Zucchini is an ideal plant for the beginner vegetable gardener because it is quick and easy to grow. Zucchini or courgette (Cucurbita pepo) is closely related to cucumber, watermelon, pumpkin and squash. There are also many ways to use the prolific fruit.

Planting schedule

Warm: April – September except for arid areas where September is the best.
Temperate: September – January
Cool: October – January

In temperate and cool areas it is best to sow seeds in small pots (try making them out of newspaper) indoors or in a greenhouse since they do not like cold weather. They usually germinate in 1 – 2 weeks and can be planted when there are several true leaves. In warm areas, direct sow seeds.


Find a sunny spot with at least 6 hours of sun per day. It is best that they are sheltered from wind since their large leaves can catch the wind and cause damage to their soft stems. In exposed locations a trellis or some other form of support will be needed.

Because zucchini plants are large and sprawling, leave about 50 – 60 cm between them. You might sow seeds or plant seedlings closer and then thin them out to the desired spacing.

Talking Dirty

Like most fruit and vegetables, zucchini like good well-draining soil – raised beds will provide appropriate drainage or plant on a slight mound of soil.

Feed Me

Add plenty of compost or aged manure a week or so before planting and then again when flowering starts.

What about the water?

Since the fruit are very fleshy, zucchini need plenty of water – irrigation 2 – 3 times per week or a thorough deep hand watering once per week. It is important to avoid watering the leaves, especially late in the season when mildew and other diseases can be a problem. Don’t worry if the leaves wilt on very hot days – they will recover as long as the roots zone is watered regularly. Mulching with pea or lucerne straw will help keep soil moist.

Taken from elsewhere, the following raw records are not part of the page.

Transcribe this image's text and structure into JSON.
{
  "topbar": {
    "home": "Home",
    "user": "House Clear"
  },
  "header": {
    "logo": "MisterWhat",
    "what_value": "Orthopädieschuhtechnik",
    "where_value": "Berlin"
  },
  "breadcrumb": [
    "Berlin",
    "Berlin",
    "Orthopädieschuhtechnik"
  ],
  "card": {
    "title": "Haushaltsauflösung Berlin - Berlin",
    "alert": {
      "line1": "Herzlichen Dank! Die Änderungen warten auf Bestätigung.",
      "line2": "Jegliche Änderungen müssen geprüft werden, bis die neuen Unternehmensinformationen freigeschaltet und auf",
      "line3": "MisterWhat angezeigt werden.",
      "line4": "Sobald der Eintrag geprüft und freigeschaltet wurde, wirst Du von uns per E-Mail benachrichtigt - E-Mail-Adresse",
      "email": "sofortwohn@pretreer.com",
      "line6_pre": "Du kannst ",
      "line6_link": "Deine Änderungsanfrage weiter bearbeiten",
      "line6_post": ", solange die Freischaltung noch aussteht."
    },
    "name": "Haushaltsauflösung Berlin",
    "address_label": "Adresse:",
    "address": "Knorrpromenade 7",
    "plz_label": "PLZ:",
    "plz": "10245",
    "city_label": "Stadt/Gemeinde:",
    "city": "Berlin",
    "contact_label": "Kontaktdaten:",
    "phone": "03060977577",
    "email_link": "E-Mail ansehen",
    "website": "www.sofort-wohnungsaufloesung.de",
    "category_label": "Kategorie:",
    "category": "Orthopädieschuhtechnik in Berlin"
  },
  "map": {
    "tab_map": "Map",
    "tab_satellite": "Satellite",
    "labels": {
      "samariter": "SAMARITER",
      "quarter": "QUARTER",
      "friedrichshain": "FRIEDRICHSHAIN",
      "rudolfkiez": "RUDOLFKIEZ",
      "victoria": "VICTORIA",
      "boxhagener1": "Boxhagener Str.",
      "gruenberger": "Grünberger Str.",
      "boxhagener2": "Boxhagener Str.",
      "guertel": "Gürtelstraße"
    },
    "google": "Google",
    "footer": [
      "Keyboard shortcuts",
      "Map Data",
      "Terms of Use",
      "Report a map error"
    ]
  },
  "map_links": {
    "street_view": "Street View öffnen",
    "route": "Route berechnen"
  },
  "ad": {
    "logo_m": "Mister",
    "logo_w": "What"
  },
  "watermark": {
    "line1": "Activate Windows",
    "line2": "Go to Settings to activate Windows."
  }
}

Are we there yet?

Zucchini have separate male and female flowers and, like most species, it is the females that product fruit. The male flower grows directly on the stem of the plant in the leaf axils (where leaf meets stem) on a long stalk, and they are slightly smaller than the female. The male flower grows directly on the stem of the plant in the leaf axils (where leaf meets stem) on a long stalk, and they are slightly smaller than the female. Inside the flower, females have a rounded stigma whereas the male has a long stamen with pollen on the outside.

This is important to recognize if you find that flowers are forming but they bloom and fade, with no fruit growing afterwards. It could be that your garden lacks pollinators especially in recent years when bee numbers have been declining. If this occurs, you could try hand pollination. Use a fine paint brush in the mornings and carefully brush it against the male stamen and transfer pollen to the female stigma.

Planting other flowering plants, especially nasturtiums, which are a good companion plant for zucchini, will help attract bees to your garden.

Fruit usually appear 5 – 8 weeks after planting. Zucchini need to be regularly harvested to encourage continuous cropping. They are usually harvested quite small and immature as allowing them to continue growing results in fruit that is too big to be used as a vegetable. So watch carefully since once they start appearing since they can grow rapidly producing large unwieldy fruit. It is best to harvest when they are around 12 – 20 cm long.

The flowers are also edible – this is a good way to use the occasional excesses of male flower.  They can be used in salads, as garnish, and even fried or stuffed with cheese, bacon, mushroom or tomato and baked.

Pests and the rest

Few pests cause serious problems for zucchini but, like all Cucurbits, they can be susceptible to a range of fungal diseases. In particular, powdery mildew, but this is easily eradicated. Another potential problem is blossom end rot, which isn’t a contagious disease, but is caused by calcium deficiency.


Zucchini are available in a range of shapes and colours, not just the familiar dark green sausage-shape that is readily available in supermarkets, but yellow, striped in different shades of green and even curved or almost round. For example, ‘Blackjack’ is a prolific bush variety with very dark-green long fruit, and ‘Golden’, is a yellow-skinned variety. A number of seed suppliers stock a variety of heirloom varieties that are worth investigating, including ‘Crookneck Early Summer’, which is very suited to those who aren’t able to harvest fruit as frequently, as they remain an edible size for much longer than other varieties.  There are also more compact varieties, such as Cocozelle, which means you don’t need to provide support or have a large garden space.

Information sources:

Yates Garden Guide, 42nd Edition, 2006, published by Harper Collins Publishers.
Blazey, C., The Australian Vegetable Garden – what’s new is old, 2001, published by New Holland Publishers.